Association for Research into Crimes against Art
The Quest for Justice
Criminal acts against works of art happen more frequently than the public imagines. The stories of these objects range from the dramatic to the all but forgotten. Art works are plundered during war, dug up for profit, stolen from museums, laundered on the art market and sometimes held as collateral by organised crime groups. Art will always attract criminals. Not because criminals are charmed or fascinated by it more than other people, but because with it, there will always be a market.
The (il)licit art market
Stolen Buddha goes home
Camorra and Van Gogh thefts
Conflict antiquities trade
Where has your art been?
Complexities of restitution
Syria's looted heritage
War and plunder in Koh Ker
Provenance and restitution
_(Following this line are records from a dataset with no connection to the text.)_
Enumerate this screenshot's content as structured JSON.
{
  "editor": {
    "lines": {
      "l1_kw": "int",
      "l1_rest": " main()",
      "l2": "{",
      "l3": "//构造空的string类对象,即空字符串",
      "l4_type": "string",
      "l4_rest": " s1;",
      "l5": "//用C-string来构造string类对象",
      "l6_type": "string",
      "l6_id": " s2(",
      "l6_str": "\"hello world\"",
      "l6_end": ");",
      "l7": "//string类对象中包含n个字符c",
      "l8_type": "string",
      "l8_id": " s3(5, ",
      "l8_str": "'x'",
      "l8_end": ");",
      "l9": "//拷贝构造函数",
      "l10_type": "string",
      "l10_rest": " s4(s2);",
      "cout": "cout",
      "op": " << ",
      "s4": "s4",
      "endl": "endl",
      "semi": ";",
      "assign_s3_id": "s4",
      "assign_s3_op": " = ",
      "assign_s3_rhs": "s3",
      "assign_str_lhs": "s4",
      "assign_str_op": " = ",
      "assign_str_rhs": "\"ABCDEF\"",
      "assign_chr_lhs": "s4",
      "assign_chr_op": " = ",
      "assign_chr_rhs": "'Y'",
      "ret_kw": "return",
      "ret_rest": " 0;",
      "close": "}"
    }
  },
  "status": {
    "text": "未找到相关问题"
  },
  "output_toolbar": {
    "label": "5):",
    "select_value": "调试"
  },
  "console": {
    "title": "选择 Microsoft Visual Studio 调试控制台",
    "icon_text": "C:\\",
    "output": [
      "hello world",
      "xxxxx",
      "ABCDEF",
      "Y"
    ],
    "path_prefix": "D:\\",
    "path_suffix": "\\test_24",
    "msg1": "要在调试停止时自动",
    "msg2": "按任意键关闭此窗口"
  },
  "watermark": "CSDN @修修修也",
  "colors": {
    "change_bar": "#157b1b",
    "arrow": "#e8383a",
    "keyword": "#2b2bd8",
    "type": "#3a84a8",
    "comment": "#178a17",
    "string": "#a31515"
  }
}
In a ceremony held at the San Pietro Apostolo in Cavenago d'Adda, Italy, parishioners celebrate the return of the 17th century painting "San Carlo Borromeo in Contemplation" by early Baroque artist Daniele Crespi. Stolen twenty-six years ago, on February 5, 1992, ...
The Institute of Art and Law will host a seminar this winter to examine the subject of Jewellery and Law. Date/Time: January 15, 2019 from 9:30 am Venue: Clyde & Co, St Botolph Building, 138 Houndsditch, London, EC3A 7AR, United Kingdom Fee: £144 (incl. VAT) – 50%...
Following a formal request by the Deputy Prosecutor for the District Anti-Mafia Directorate Carlo Marzella, preliminary reexamination judge of of the Court of Palermo, Antonella Consiglio, has dismissed the charge of mafia association against the Castelvetrano...
ARCA’s Postgraduate program in Art Crime and Cultural Heritage Protection is now accepting applications
Who studies art crime? ARCA's Postgraduate program in Art Crime and Cultural Heritage Protection is now accepting applications. Early applications will be accepted through 30 November subject to census limitations. In 2009, ARCA started the very first...